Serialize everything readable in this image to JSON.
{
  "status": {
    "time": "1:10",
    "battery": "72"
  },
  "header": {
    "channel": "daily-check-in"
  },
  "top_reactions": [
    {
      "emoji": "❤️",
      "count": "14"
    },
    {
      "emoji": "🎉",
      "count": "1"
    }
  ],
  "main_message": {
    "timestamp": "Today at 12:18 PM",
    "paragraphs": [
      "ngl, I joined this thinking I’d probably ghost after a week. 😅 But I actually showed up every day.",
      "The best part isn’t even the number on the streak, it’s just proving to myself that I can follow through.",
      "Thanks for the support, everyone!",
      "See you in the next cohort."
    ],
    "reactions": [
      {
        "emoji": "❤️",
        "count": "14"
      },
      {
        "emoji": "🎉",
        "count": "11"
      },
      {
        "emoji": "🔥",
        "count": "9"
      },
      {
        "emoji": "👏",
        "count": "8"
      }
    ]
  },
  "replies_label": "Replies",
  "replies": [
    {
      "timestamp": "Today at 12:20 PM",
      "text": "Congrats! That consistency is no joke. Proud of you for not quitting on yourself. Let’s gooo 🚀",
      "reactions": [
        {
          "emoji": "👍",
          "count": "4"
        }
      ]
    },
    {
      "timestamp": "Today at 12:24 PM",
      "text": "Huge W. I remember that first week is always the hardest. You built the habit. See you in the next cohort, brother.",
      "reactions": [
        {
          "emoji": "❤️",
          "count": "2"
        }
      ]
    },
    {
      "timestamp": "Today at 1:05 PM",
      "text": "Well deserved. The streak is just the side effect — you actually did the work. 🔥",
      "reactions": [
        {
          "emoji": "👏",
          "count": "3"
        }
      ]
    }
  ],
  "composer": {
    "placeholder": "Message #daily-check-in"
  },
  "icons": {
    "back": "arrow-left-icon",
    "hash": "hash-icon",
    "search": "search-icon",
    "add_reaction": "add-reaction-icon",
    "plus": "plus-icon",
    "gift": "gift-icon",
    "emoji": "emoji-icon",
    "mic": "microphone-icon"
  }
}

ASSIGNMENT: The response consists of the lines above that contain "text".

RESPONSE AREA:
      "text": "Congrats! That consistency is no joke. Proud of you for not quitting on yourself. Let’s gooo 🚀",
      "text": "Huge W. I remember that first week is always the hardest. You built the habit. See you in the next cohort, brother.",
      "text": "Well deserved. The streak is just the side effect — you actually did the work. 🔥",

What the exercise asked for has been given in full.